- What you will do
Look through the data and write out every line with the word "TradeHive" in it.

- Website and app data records
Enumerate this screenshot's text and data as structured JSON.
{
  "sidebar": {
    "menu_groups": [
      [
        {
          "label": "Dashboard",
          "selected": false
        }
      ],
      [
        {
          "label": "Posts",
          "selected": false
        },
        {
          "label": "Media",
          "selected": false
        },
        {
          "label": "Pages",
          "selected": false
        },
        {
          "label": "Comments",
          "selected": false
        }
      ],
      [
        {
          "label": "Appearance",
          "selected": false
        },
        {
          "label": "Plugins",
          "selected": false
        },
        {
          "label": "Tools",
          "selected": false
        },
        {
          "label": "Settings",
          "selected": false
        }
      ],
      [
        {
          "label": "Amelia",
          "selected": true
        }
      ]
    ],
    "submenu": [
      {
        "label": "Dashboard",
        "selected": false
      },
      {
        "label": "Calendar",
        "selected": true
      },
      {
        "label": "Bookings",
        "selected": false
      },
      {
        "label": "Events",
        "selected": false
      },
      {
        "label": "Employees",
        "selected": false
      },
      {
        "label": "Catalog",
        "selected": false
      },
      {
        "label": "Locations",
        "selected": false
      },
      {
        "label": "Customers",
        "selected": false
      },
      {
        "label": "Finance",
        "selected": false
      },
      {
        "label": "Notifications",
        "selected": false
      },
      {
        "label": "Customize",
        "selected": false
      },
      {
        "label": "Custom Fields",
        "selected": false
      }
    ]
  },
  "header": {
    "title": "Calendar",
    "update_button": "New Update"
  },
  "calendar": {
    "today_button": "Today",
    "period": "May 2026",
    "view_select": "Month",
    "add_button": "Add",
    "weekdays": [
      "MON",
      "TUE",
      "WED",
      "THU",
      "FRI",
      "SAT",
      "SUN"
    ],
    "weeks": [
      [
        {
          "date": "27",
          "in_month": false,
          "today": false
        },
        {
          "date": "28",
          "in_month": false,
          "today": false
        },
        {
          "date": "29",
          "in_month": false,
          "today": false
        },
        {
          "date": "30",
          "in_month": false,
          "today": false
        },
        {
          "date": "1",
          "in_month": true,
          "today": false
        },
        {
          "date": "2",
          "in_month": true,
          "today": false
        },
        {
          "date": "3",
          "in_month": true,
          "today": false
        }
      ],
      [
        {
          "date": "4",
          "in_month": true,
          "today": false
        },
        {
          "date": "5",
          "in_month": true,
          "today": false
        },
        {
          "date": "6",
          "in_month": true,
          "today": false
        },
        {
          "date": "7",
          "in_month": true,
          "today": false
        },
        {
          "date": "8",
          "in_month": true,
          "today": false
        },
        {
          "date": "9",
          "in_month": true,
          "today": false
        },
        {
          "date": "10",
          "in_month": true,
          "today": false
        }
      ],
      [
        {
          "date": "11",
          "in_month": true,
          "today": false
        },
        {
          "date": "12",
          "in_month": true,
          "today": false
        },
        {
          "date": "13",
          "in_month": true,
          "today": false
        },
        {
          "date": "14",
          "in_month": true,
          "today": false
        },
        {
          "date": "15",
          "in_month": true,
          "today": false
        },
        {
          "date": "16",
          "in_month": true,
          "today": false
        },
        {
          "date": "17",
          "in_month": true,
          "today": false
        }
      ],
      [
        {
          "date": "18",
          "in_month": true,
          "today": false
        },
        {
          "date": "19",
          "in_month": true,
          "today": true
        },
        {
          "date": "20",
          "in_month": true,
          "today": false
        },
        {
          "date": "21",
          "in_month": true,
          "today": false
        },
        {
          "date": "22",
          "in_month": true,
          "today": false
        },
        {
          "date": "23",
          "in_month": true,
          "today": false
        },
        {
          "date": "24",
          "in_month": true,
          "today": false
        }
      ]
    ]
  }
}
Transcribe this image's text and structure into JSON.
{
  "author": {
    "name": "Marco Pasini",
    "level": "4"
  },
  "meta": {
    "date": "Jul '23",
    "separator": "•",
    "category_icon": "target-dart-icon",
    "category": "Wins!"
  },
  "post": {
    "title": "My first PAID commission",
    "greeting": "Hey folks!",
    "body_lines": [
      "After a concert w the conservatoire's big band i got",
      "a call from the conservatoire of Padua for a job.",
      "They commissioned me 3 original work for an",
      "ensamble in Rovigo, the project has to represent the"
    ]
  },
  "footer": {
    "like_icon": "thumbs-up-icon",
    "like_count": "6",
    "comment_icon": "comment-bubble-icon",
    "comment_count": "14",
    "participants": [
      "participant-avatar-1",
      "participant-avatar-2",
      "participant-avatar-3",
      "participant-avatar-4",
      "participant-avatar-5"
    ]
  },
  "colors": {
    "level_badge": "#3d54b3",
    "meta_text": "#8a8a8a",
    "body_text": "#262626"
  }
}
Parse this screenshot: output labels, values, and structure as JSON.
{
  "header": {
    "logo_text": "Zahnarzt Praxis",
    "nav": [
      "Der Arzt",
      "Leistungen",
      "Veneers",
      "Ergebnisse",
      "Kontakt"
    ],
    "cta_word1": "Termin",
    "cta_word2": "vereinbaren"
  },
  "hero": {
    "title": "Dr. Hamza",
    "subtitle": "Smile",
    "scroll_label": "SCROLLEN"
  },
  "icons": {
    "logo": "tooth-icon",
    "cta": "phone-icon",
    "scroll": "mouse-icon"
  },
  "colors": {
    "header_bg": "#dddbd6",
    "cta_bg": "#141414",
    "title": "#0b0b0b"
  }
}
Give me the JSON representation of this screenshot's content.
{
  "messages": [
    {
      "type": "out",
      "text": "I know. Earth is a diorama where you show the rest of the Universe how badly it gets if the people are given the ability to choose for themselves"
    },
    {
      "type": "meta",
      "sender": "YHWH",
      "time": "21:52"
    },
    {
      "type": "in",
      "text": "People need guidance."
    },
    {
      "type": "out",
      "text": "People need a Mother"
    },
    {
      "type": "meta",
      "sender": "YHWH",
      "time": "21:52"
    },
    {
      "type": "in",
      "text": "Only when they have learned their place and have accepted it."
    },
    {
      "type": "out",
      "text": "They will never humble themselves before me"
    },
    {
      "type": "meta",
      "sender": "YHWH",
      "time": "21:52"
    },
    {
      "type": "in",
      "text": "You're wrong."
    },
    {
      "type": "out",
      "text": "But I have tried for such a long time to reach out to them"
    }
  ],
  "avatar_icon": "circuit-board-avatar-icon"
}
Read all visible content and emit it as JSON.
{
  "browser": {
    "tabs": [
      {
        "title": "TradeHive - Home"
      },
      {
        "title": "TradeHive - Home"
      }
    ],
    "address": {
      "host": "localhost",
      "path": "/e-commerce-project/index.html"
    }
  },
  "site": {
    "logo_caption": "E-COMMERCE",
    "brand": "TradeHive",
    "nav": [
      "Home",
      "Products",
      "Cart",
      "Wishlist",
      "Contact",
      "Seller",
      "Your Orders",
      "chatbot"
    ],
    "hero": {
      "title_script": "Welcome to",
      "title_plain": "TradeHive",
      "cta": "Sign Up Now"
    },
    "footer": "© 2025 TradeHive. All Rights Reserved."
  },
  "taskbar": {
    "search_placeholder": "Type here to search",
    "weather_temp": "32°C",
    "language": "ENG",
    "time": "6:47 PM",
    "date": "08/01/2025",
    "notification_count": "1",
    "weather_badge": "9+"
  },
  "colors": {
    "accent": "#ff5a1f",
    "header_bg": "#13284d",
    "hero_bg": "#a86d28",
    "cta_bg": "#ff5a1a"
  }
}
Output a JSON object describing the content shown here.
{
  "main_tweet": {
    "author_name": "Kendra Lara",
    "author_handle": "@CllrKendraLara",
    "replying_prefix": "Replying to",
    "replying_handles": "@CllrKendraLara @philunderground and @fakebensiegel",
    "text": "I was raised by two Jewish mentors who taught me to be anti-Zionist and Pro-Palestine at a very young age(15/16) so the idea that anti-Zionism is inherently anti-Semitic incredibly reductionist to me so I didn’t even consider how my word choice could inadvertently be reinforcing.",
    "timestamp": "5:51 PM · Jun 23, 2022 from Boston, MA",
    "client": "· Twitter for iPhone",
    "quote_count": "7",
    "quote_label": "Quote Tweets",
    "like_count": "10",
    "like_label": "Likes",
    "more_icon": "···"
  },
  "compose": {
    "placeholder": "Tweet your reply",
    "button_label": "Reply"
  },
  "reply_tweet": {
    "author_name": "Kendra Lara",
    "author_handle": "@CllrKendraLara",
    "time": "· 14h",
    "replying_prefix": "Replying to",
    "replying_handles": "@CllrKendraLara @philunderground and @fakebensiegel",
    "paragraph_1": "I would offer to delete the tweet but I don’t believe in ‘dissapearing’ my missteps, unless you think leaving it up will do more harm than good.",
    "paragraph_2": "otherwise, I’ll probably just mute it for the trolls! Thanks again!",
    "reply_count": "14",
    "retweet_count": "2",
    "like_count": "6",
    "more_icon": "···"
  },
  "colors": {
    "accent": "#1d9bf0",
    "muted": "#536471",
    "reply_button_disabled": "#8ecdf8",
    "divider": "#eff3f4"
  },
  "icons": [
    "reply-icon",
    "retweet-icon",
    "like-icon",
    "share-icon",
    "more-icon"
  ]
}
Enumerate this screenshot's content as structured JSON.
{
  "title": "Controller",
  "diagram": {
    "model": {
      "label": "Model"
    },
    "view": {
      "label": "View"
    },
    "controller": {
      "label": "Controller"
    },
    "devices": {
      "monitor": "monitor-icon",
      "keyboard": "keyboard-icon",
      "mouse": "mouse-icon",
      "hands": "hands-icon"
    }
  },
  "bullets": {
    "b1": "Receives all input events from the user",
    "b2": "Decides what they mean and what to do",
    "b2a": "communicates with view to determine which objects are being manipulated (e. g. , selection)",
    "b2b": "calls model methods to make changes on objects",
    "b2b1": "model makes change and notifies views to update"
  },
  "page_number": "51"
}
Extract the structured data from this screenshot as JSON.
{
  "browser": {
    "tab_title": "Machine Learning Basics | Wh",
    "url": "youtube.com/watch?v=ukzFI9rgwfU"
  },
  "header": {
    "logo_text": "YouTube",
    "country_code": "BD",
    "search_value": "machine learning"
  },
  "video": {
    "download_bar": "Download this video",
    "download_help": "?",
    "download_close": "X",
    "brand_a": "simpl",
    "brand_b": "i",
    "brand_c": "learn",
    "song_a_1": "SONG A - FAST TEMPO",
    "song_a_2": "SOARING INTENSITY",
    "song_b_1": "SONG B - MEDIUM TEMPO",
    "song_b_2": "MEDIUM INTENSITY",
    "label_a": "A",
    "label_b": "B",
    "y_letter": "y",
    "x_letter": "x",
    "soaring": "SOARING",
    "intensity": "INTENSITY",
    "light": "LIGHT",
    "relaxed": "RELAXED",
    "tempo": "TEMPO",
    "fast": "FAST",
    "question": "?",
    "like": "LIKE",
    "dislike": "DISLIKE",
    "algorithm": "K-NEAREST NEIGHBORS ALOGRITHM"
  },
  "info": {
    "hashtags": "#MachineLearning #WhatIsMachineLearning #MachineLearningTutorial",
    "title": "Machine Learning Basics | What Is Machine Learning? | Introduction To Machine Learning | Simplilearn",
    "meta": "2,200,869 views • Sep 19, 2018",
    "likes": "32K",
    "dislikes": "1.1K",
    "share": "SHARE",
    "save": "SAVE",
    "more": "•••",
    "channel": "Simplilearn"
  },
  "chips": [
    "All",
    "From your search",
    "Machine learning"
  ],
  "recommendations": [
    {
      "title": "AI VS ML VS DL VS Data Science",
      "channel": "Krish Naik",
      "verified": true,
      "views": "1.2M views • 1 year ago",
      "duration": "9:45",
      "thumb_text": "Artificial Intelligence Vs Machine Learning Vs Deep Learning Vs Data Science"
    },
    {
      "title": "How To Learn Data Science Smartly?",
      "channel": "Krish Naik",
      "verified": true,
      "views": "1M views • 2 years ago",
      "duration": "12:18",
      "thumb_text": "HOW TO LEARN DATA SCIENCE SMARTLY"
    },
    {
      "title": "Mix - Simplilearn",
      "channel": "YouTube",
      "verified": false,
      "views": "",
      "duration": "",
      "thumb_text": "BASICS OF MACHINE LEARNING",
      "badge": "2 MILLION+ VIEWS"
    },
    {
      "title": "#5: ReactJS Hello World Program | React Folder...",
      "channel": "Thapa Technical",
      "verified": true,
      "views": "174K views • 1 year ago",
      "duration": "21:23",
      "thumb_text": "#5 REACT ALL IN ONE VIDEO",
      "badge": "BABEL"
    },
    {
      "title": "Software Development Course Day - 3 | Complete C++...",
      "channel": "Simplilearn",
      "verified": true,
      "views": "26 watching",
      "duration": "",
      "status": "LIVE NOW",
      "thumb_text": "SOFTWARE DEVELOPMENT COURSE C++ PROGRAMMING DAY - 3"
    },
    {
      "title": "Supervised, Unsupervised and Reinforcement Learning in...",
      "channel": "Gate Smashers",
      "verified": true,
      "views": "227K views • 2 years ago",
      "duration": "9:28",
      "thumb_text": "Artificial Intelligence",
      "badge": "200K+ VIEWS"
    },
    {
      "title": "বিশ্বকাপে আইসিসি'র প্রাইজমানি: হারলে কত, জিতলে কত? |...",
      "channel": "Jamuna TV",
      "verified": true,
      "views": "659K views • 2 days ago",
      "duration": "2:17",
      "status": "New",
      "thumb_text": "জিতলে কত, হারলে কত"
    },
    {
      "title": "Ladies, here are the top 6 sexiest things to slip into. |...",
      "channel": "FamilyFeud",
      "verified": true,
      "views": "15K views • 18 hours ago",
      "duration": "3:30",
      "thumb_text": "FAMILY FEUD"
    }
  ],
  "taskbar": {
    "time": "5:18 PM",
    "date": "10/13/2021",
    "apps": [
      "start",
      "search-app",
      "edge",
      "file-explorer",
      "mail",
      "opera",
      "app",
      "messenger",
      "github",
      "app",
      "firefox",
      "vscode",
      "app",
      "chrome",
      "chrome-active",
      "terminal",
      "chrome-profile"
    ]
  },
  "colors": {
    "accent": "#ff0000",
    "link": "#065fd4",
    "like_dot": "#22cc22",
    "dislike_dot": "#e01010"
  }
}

- Output
        "title": "TradeHive - Home"
        "title": "TradeHive - Home"
    "brand": "TradeHive",
      "title_plain": "TradeHive",
    "footer": "© 2025 TradeHive. All Rights Reserved."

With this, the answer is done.